Julien Temple doc celebrates London - the Modern Babylon
Great Rock and Roll Swindle director creates a giddy kaleidoscope of London with a rocking score
What you need to know
British director Julien Temple (Absolute Beginners, The Great Rock and Roll Swindle) has released a new documentary called London - The Modern Babylon, exploring the history of his hometown from the birth of cinema until today.
Temple has made a collage, mixing film archive material and popular music with the voices of Londoners past and present, from musicians, writers and artists, to political radicals and ordinary people, to create a picture of the capital's changing face.
The film will be shown on a very limited release at various venues throughout London this week before screening on BBC 2 on Saturday 11 August.
What the critics like
Temple has created a brilliant "visually throbbing cine-quilt", says Peter Bradshaw in The Guardian. The material in this exhaustive clip-collage is well-chosen, the juxtapositions are witty and bold and it's refreshingly cliché free. This heady experience is arguably "more subversive than Danny Boyle's masterly Olympic opener".
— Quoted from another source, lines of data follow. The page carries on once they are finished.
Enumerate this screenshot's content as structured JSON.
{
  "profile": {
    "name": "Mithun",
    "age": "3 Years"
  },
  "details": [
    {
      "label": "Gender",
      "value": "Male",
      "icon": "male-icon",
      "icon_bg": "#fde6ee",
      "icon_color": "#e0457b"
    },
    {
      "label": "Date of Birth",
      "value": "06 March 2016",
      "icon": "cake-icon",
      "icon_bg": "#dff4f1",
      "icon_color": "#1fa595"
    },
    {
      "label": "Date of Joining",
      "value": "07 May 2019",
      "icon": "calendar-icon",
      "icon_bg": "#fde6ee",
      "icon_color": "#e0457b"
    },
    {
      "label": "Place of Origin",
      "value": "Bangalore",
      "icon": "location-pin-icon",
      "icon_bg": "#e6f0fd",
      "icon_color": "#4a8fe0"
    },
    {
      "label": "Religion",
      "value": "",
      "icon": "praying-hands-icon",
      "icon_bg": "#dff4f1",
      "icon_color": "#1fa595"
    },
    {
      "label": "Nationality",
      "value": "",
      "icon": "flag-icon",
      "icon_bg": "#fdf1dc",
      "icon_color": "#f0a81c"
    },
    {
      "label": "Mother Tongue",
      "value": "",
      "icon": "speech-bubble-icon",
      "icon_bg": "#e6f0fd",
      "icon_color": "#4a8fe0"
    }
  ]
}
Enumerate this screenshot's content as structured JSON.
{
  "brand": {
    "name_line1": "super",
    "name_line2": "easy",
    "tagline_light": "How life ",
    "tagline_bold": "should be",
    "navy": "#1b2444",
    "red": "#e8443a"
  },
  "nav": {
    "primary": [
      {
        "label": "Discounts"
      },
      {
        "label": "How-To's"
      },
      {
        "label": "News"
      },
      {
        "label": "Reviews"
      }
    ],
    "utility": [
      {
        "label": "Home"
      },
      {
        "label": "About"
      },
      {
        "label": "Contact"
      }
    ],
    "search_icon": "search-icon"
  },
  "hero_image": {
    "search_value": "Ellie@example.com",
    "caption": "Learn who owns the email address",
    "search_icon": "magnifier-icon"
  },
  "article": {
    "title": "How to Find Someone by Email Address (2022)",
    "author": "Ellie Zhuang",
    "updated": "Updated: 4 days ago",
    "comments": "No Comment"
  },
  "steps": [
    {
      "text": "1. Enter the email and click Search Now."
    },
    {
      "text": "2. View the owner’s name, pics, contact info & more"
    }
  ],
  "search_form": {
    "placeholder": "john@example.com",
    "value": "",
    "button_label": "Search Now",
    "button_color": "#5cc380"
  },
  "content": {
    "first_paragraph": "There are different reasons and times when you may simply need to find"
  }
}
Just when you thought you'd had enough of thinking about our city's past, present and future, along comes Temple's epic film, says Time Out. This "rousing collage portrait" of the city is driven by music. It's "gentle but persuasive argument is that through the wars, struggles, diasporas and cultural upheavals of the twentieth century we've arrived at a city more global and diverse than ever" - a place that may just be worth celebrating.
Temple's chaotic sprawl of a documentary rummages through the film archives to create a giddying kaleidoscope of London history, says Larushka Ivan-Zadeh in the Metro. This is a multi-layered, impressionistic collage "where order slowly emerges from babble" to create "an unpatronising celebration of London's diversity". Given Temple's iconic past work with the Sex Pistols, it's no surprise that it's accompanied by "a rocking score".
What they don't like
Temple's kaleidoscopic portrait of London is sprawling and uneven, says Anthony Quinn in The Independent. A proper script might have pulled it together more than just relying on the chronological plod, "but even in its raggedness there's much to absorb". ·